How to solve the Iran nuclear problem

(because apparently I am the only person bright enough to solve this problem)

Back when nuclear energy was about to become a reality, we had to make a decision: uranium or thorium? We chose uranium because it has nasty leftovers that could be used to make bombs.

But we don't need bombs anymore so it's time to switch back to thorium and lots of (but not enough) money is being poured into making thorium a viable energy option. Once it gets going, it will be excitingly more efficient and safe and space-thrifty than uranium. Plus we have tons of it. Here's my favorite introductory article on thorium.

In our quest for thorium-based energy, we should partner with Iran (and other nations), sharing science with each other, and master thorium reactors together. If Iran is serious about only wanting energy, they'll participate. (They're not of course, but we don't have a way to stop them --- might as well take away their moral argument.) This way the US and Iran will share a significant economic link, and as we've learned from Friedman, economic links prevent wars.

The current method for dealing with Iran is stupid and bullheaded. A substantial percentage of Iranians would rather be friends with Obama than the Ayatollah and we should support that feeling as much as possible. Let's make friends, not rap knuckles.

And thorium, it seems to me, is the simplest path to nurturing these friendships.

You're welcome.


  1. You just like Thorium because it begins with th.

  2. .

    We did hit it off pretty easily for just that reason.

  3. The beginnings of nuclear energy and the beginnings of electricity are similar in that there were two options (simplistically). AC/DC, the less safe option became the standard.

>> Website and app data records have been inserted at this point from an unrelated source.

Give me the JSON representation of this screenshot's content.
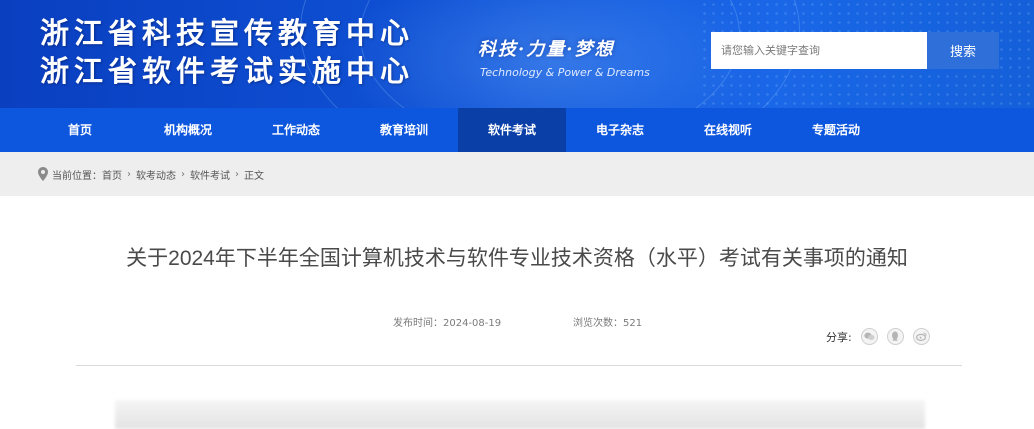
{
  "header": {
    "title_line1": "浙江省科技宣传教育中心",
    "title_line2": "浙江省软件考试实施中心",
    "slogan": "科技·力量·梦想",
    "slogan_en": "Technology & Power & Dreams",
    "search_placeholder": "请您输入关键字查询",
    "search_button": "搜索"
  },
  "nav": {
    "items": [
      "首页",
      "机构概况",
      "工作动态",
      "教育培训",
      "软件考试",
      "电子杂志",
      "在线视听",
      "专题活动"
    ],
    "active": "软件考试"
  },
  "breadcrumb": {
    "label": "当前位置：",
    "items": [
      "首页",
      "软考动态",
      "软件考试",
      "正文"
    ],
    "separator": "›"
  },
  "article": {
    "title": "关于2024年下半年全国计算机技术与软件专业技术资格（水平）考试有关事项的通知",
    "publish_label": "发布时间：",
    "publish_date": "2024-08-19",
    "views_label": "浏览次数：",
    "views": "521",
    "share_label": "分享:"
  },
  "colors": {
    "header_blue": "#0f52d6",
    "nav_blue": "#0d56de",
    "nav_active": "#0a3fa8",
    "search_button": "#2f6fd9"
  }
}
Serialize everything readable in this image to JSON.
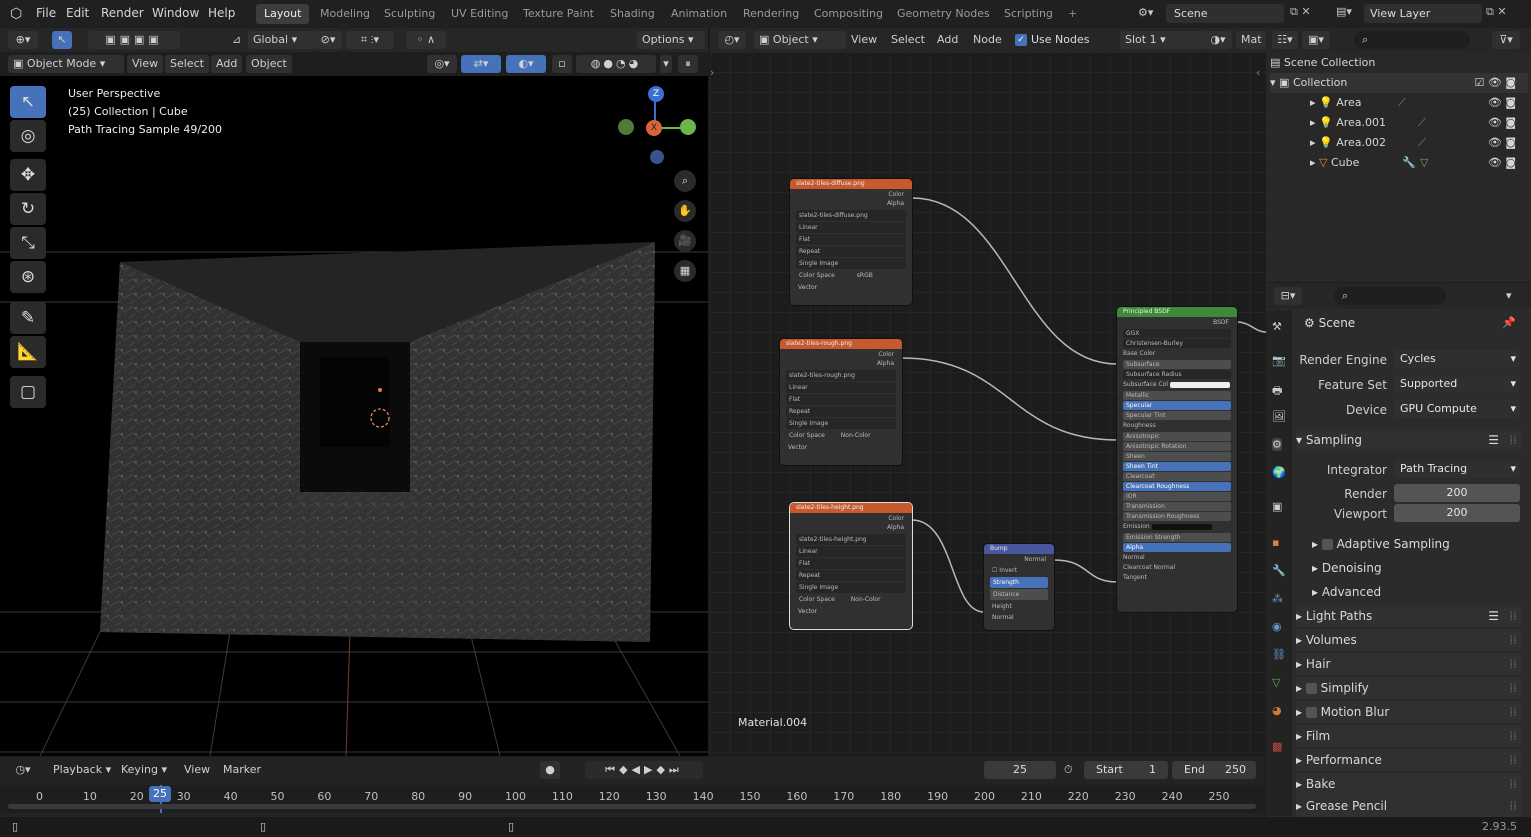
{
  "topbar": {
    "menus": [
      "File",
      "Edit",
      "Render",
      "Window",
      "Help"
    ],
    "workspaces": [
      "Layout",
      "Modeling",
      "Sculpting",
      "UV Editing",
      "Texture Paint",
      "Shading",
      "Animation",
      "Rendering",
      "Compositing",
      "Geometry Nodes",
      "Scripting"
    ],
    "active_workspace": "Layout",
    "scene": "Scene",
    "view_layer": "View Layer"
  },
  "viewport_header": {
    "transform": "Global",
    "options": "Options",
    "mode": "Object Mode",
    "menus": [
      "View",
      "Select",
      "Add",
      "Object"
    ]
  },
  "viewport_overlay": {
    "line1": "User Perspective",
    "line2": "(25) Collection | Cube",
    "line3": "Path Tracing Sample 49/200"
  },
  "gizmo": {
    "z": "Z",
    "x": "X"
  },
  "node_editor": {
    "object": "Object",
    "menus": [
      "View",
      "Select",
      "Add",
      "Node"
    ],
    "use_nodes": "Use Nodes",
    "slot": "Slot 1",
    "mat_partial": "Mat",
    "material_label": "Material.004",
    "nodes": {
      "img1_title": "slate2-tiles-diffuse.png",
      "img2_title": "slate2-tiles-rough.png",
      "img3_title": "slate2-tiles-height.png",
      "bump_title": "Bump",
      "bsdf_title": "Principled BSDF",
      "color": "Color",
      "alpha": "Alpha",
      "linear": "Linear",
      "flat": "Flat",
      "repeat": "Repeat",
      "single_image": "Single Image",
      "color_space": "Color Space",
      "srgb": "sRGB",
      "non_color": "Non-Color",
      "vector": "Vector",
      "bsdf_out": "BSDF",
      "ggx": "GGX",
      "christensen": "Christensen-Burley",
      "base_color": "Base Color",
      "subsurface": "Subsurface",
      "subsurface_radius": "Subsurface Radius",
      "subsurface_col": "Subsurface Col",
      "metallic": "Metallic",
      "specular": "Specular",
      "specular_tint": "Specular Tint",
      "roughness": "Roughness",
      "anisotropic": "Anisotropic",
      "anisotropic_rotation": "Anisotropic Rotation",
      "sheen": "Sheen",
      "sheen_tint": "Sheen Tint",
      "clearcoat": "Clearcoat",
      "clearcoat_roughness": "Clearcoat Roughness",
      "ior": "IOR",
      "transmission": "Transmission",
      "transmission_roughness": "Transmission Roughness",
      "emission": "Emission",
      "emission_strength": "Emission Strength",
      "alpha_in": "Alpha",
      "normal": "Normal",
      "clearcoat_normal": "Clearcoat Normal",
      "tangent": "Tangent",
      "invert": "Invert",
      "strength": "Strength",
      "distance": "Distance",
      "height": "Height"
    }
  },
  "outliner": {
    "scene_collection": "Scene Collection",
    "collection": "Collection",
    "items": [
      "Area",
      "Area.001",
      "Area.002",
      "Cube"
    ]
  },
  "properties": {
    "scene": "Scene",
    "render_engine_label": "Render Engine",
    "render_engine": "Cycles",
    "feature_set_label": "Feature Set",
    "feature_set": "Supported",
    "device_label": "Device",
    "device": "GPU Compute",
    "sampling": "Sampling",
    "integrator_label": "Integrator",
    "integrator": "Path Tracing",
    "render_label": "Render",
    "render_samples": "200",
    "viewport_label": "Viewport",
    "viewport_samples": "200",
    "adaptive": "Adaptive Sampling",
    "denoising": "Denoising",
    "advanced": "Advanced",
    "sections": [
      "Light Paths",
      "Volumes",
      "Hair",
      "Simplify",
      "Motion Blur",
      "Film",
      "Performance",
      "Bake",
      "Grease Pencil"
    ]
  },
  "timeline": {
    "playback": "Playback",
    "keying": "Keying",
    "view": "View",
    "marker": "Marker",
    "current_frame": "25",
    "start_label": "Start",
    "start": "1",
    "end_label": "End",
    "end": "250",
    "ticks": [
      "0",
      "10",
      "20",
      "25",
      "30",
      "40",
      "50",
      "60",
      "70",
      "80",
      "90",
      "100",
      "110",
      "120",
      "130",
      "140",
      "150",
      "160",
      "170",
      "180",
      "190",
      "200",
      "210",
      "220",
      "230",
      "240",
      "250"
    ]
  },
  "status": {
    "version": "2.93.5"
  },
  "colors": {
    "accent": "#4772b3",
    "image_node": "#c65a2e",
    "bsdf_node": "#3d8a3a",
    "vector_node": "#4a56a0"
  }
}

  4. .

    That's a curious point. I'm apt to call it coincidence, but still: very odd.

  5. Oh, the similarity ends there and is most certainly a coincidence. Edison held patents for DC and not for AC. It was about money and who held most of the business. Edison won the "Current War". So, we have DC instead of the safer, more efficient AC today.

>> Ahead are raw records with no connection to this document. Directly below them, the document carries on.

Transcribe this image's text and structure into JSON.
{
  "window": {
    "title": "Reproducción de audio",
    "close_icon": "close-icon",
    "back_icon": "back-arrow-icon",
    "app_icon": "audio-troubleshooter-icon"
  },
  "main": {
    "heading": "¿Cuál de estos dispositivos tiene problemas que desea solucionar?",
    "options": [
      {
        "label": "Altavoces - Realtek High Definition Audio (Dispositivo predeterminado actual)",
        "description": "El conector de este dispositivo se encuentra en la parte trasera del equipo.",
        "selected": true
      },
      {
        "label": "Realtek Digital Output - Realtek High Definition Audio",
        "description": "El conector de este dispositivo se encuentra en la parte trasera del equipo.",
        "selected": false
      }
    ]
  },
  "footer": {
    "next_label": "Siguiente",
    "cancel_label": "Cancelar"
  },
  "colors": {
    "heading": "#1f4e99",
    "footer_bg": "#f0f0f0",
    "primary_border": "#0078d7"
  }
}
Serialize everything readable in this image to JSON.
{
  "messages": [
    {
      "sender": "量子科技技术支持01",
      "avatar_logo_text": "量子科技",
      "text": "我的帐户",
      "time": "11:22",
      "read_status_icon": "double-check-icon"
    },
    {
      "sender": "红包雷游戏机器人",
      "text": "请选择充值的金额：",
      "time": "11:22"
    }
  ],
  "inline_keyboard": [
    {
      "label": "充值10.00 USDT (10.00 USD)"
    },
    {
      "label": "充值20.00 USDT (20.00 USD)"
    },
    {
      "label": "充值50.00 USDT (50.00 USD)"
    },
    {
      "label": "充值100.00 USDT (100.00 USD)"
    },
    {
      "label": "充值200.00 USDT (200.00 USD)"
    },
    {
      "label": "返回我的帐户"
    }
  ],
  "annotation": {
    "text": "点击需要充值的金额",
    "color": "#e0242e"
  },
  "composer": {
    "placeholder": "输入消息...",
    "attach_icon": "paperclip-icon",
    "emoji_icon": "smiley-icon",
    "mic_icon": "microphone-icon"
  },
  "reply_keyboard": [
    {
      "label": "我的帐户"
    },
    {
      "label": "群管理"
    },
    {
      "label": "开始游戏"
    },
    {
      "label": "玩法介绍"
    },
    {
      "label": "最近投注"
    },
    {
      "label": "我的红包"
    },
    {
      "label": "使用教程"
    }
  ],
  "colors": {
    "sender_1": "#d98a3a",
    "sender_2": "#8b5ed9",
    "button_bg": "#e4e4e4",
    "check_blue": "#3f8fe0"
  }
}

  6. So... AC is prevalent today (almost certainly used at your house) because it's easier to transmit power via AC circuits (because of transformers/etc.), but it's not safer than DC at equivalent loads, especially at low frequencies (like those used in the US). So, Edison won, but that was around 1900, right? Then AC became common.

    Or maybe there's a joke I'm missing?

    Anyway, thanks for showing us the path to a moral high ground w.r.t. Iran, Th.

  7. I think I got my AC and DC mixed up.